The 911 SC is the second of four special “Heritage Design” 911s that will be made by Porsche Exclusiv Manufaktur, all limited edition and each paying tribute to a different iconic decade of Porsche style. The first was 2020's 911 Targa Heritage Edition (below, right), which was a throwback to the 1950s and the Porsche 356, while the SC here takes inspiration from the early 911s of the ‘60s and early ‘70s. The next two models are due in 2024 and 2026.
Of course, this isn’t the first time Porsche has made a 911 Sport Classic. 13 years ago, Porsche revived its Exclusiv customisation programme for the 21st Century with the 997-gen Sport Classic. Just 250 were made, much rarer than the 992 Sport Classic, which will have a production run of 1250. Like the old car, the most obvious specific homage on today’s SC is the ducktail rear spoiler, a clear nod to the revered 1973 Carrera RS 2.7.
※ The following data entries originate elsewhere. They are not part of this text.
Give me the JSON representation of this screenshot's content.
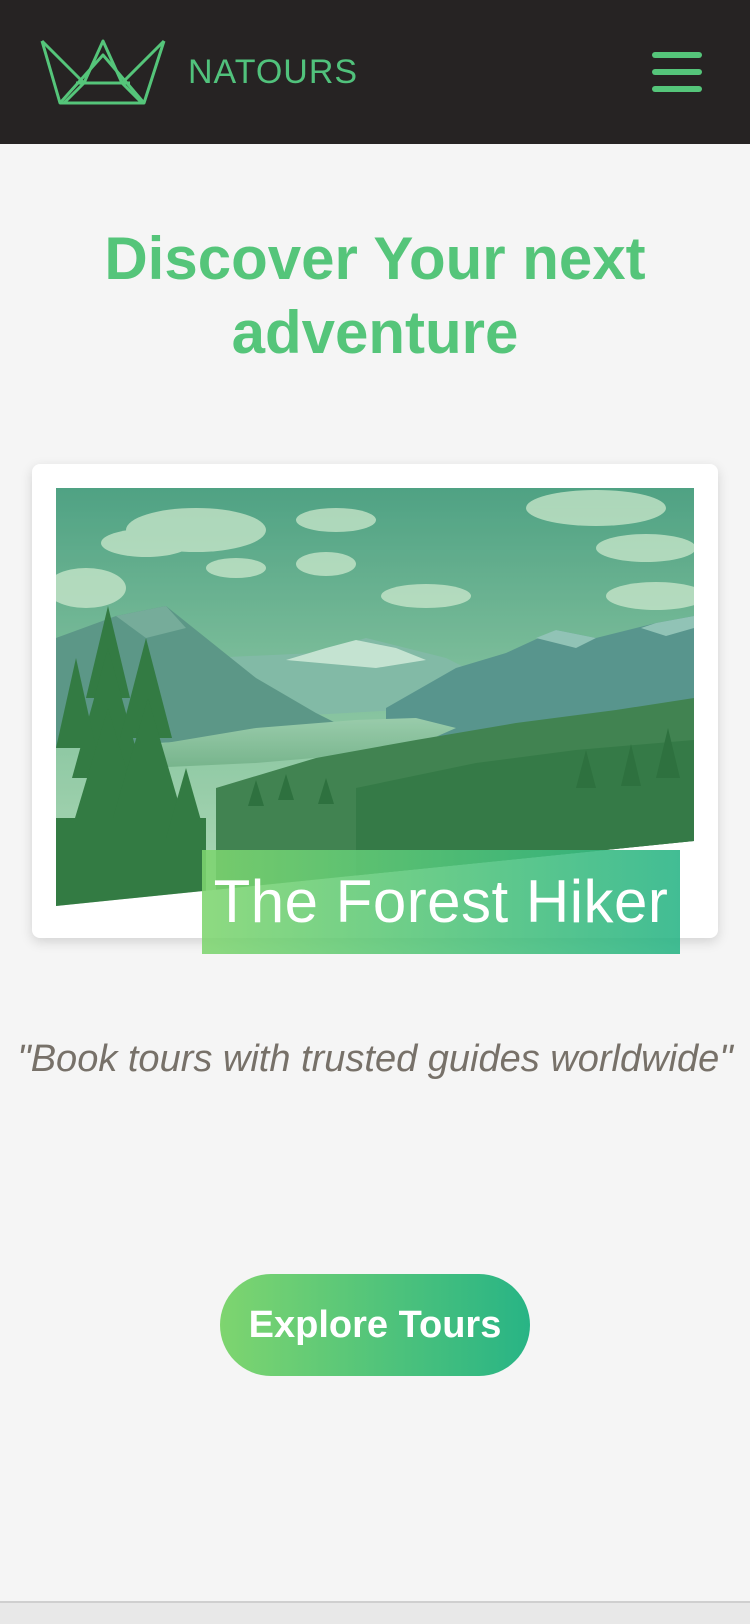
{
  "header": {
    "brand": "NATOURS",
    "logo_icon": "crown-logo-icon",
    "menu_icon": "hamburger-menu-icon"
  },
  "hero": {
    "headline": "Discover Your next adventure",
    "card_title": "The Forest Hiker",
    "card_image": "mountain-forest-landscape",
    "tagline": "\"Book tours with trusted guides worldwide\"",
    "cta_label": "Explore Tours"
  },
  "colors": {
    "primary": "#55c57a",
    "gradient_start": "#7ed56f",
    "gradient_end": "#28b485",
    "header_bg": "#262323",
    "text_grey": "#777169"
  }
}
But there are other, more general touches which are inspired by '60s Porsches, such as the centre-lock Fuchs-style wheels, the Sport Grey metallic paint, and gumball door decal on which drivers can specify a 2-digit "racing number".
Then on the inside, there's "Pepita"-patterned cloth upholstery, which was introduced with the first-gen 911 in 1964, open-pore mahogany dashboard trim, as well as green-faced instrument dials like on the 356.
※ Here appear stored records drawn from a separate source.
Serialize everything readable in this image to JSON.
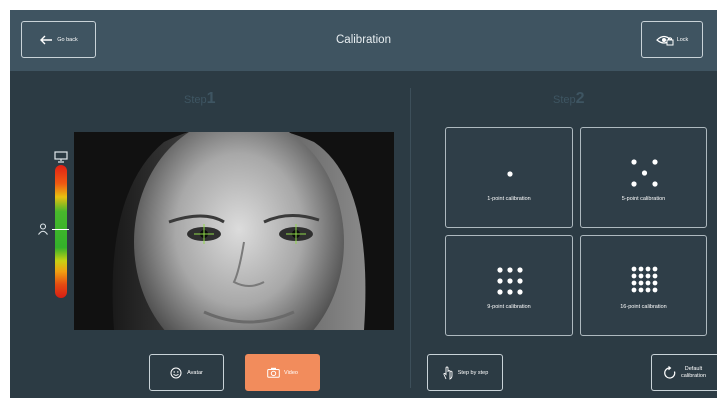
{
  "header": {
    "title": "Calibration",
    "back_label": "Go back",
    "lock_label": "Lock"
  },
  "step1": {
    "prefix": "Step",
    "number": "1"
  },
  "step2": {
    "prefix": "Step",
    "number": "2"
  },
  "calibrations": [
    {
      "label": "1-point calibration",
      "points": 1
    },
    {
      "label": "5-point calibration",
      "points": 5
    },
    {
      "label": "9-point calibration",
      "points": 9
    },
    {
      "label": "16-point calibration",
      "points": 16
    }
  ],
  "bottom": {
    "avatar_label": "Avatar",
    "video_label": "Video",
    "step_by_step_label": "Step by step",
    "default_label_line1": "Default",
    "default_label_line2": "calibration"
  },
  "colors": {
    "background": "#2c3b44",
    "header": "#3f5461",
    "accent": "#f28c5c",
    "crosshair": "#8fd84a"
  },
  "icons": [
    "arrow-left-icon",
    "eye-lock-icon",
    "monitor-icon",
    "person-icon",
    "smiley-icon",
    "camera-icon",
    "hand-pointer-icon",
    "rotate-icon"
  ]
}
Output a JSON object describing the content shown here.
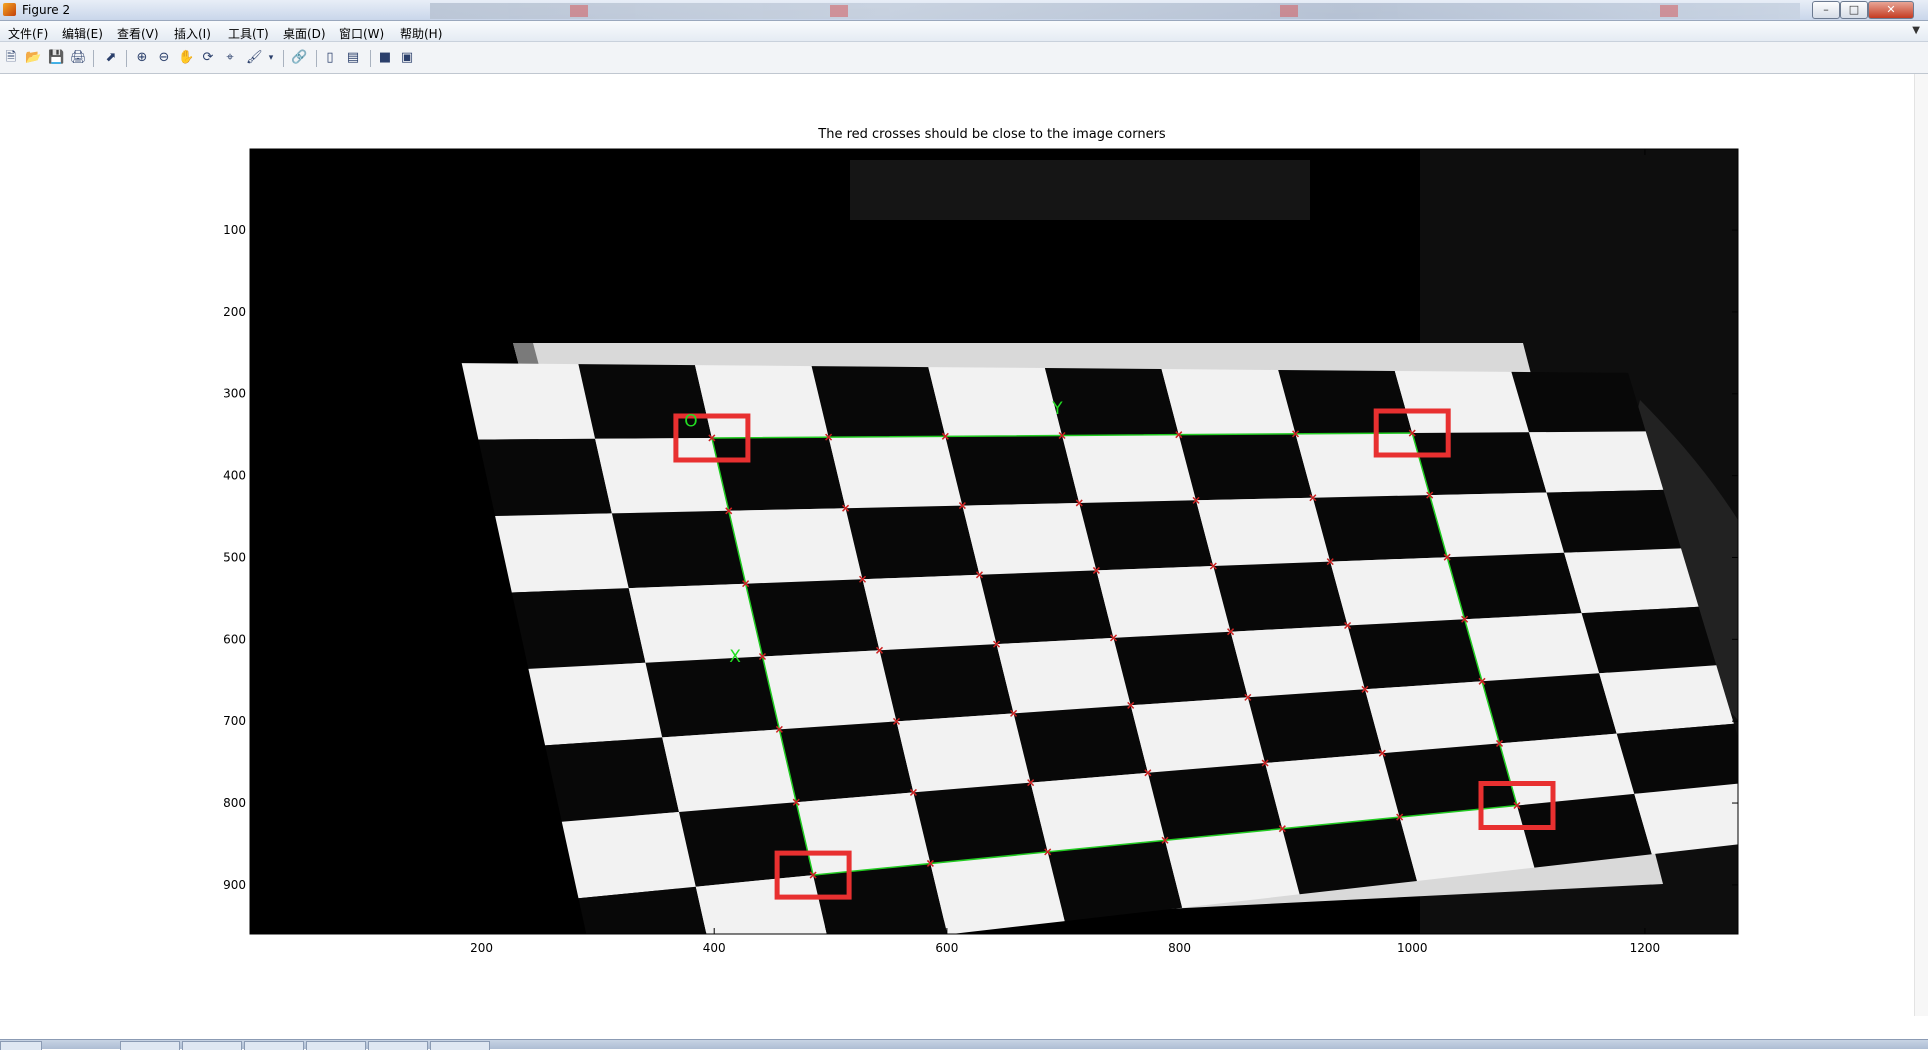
{
  "window": {
    "title": "Figure 2",
    "buttons": {
      "minimize": "–",
      "maximize": "□",
      "close": "✕"
    }
  },
  "menu": {
    "items": [
      "文件(F)",
      "编辑(E)",
      "查看(V)",
      "插入(I)",
      "工具(T)",
      "桌面(D)",
      "窗口(W)",
      "帮助(H)"
    ],
    "overflow_icon": "chevron-down-icon"
  },
  "toolbar": {
    "icons": [
      "new-figure-icon",
      "open-file-icon",
      "save-icon",
      "print-icon",
      "edit-plot-arrow-icon",
      "zoom-in-icon",
      "zoom-out-icon",
      "pan-hand-icon",
      "rotate-3d-icon",
      "data-cursor-icon",
      "brush-icon",
      "brush-dropdown-icon",
      "link-plot-icon",
      "insert-colorbar-icon",
      "insert-legend-icon",
      "hide-plot-tools-icon",
      "show-plot-tools-icon"
    ]
  },
  "chart_data": {
    "type": "image",
    "title": "The red crosses should be close to the image corners",
    "xlim": [
      1,
      1280
    ],
    "ylim": [
      1,
      960
    ],
    "y_reversed": true,
    "x_ticks": [
      200,
      400,
      600,
      800,
      1000,
      1200
    ],
    "y_ticks": [
      100,
      200,
      300,
      400,
      500,
      600,
      700,
      800,
      900
    ],
    "image_description_colors": {
      "background": "#000000",
      "light": "#f2f2f2",
      "dark": "#080808"
    },
    "annotations": [
      {
        "text": "O",
        "x": 380,
        "y": 340,
        "color": "#22dd22"
      },
      {
        "text": "Y",
        "x": 695,
        "y": 325,
        "color": "#22dd22"
      },
      {
        "text": "X",
        "x": 418,
        "y": 628,
        "color": "#22dd22"
      }
    ],
    "grid_outline_corners": [
      [
        398,
        354
      ],
      [
        1000,
        348
      ],
      [
        1090,
        803
      ],
      [
        485,
        888
      ]
    ],
    "highlight_boxes": [
      {
        "x": 398,
        "y": 354
      },
      {
        "x": 1000,
        "y": 348
      },
      {
        "x": 1090,
        "y": 803
      },
      {
        "x": 485,
        "y": 888
      }
    ],
    "marker_color": "#cc2222",
    "box_color": "#e83030",
    "line_color": "#22cc22"
  }
}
Retro aesthetic features are cool of course, but for serious petrolheads, the most delightful throwback is probably the stick that pokes up out of the console in between the seats. Yup, the Sport Classic is available as a manual, and a manual only, specifically the seven-speed unit shared with the Carrera and Carrera S.
Unlike the basic 911s though, the SC has a lot more poke. 550hp and 600Nm, to be precise. In fact, it’s the fastest and most powerful manual Porsche 911 ever, because unlike the 997 Sport Classic, which was based off the Carrera S of its generation, the new car is based off the Turbo model instead. The 3.7-litre twin-turbo flat-six is detuned slightly from its application in the Turbo, but then the Sport Classic also loses the all-wheel drive system, making it rear-wheel drive only.
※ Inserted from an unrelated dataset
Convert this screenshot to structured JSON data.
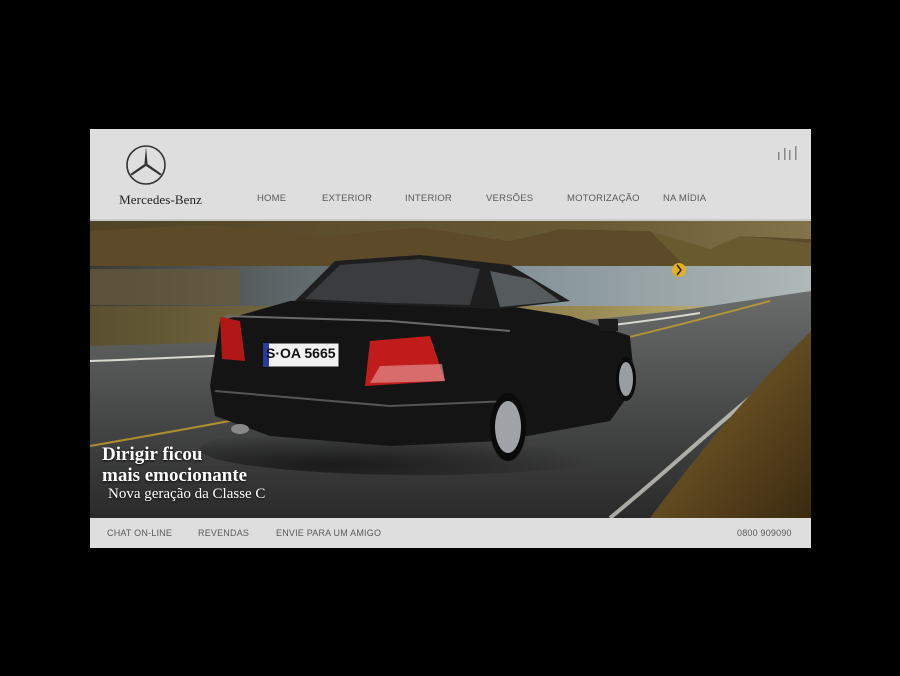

Hmm, a RWD 911 Turbo - maybe they should have reserved this powertrain for the ‘70s Heritage Design car, then they could call it the Widowmaker, after the 930 Turbo…
If, like us, the thought of the 911 Sport Classic has got you drooling, you’re going to need deep pockets. Though this limited edition is available in Singapore, it’s also the most expensive Porsche on sale here, at S$1,234,488 without COE. Deliveries are expected in 2023.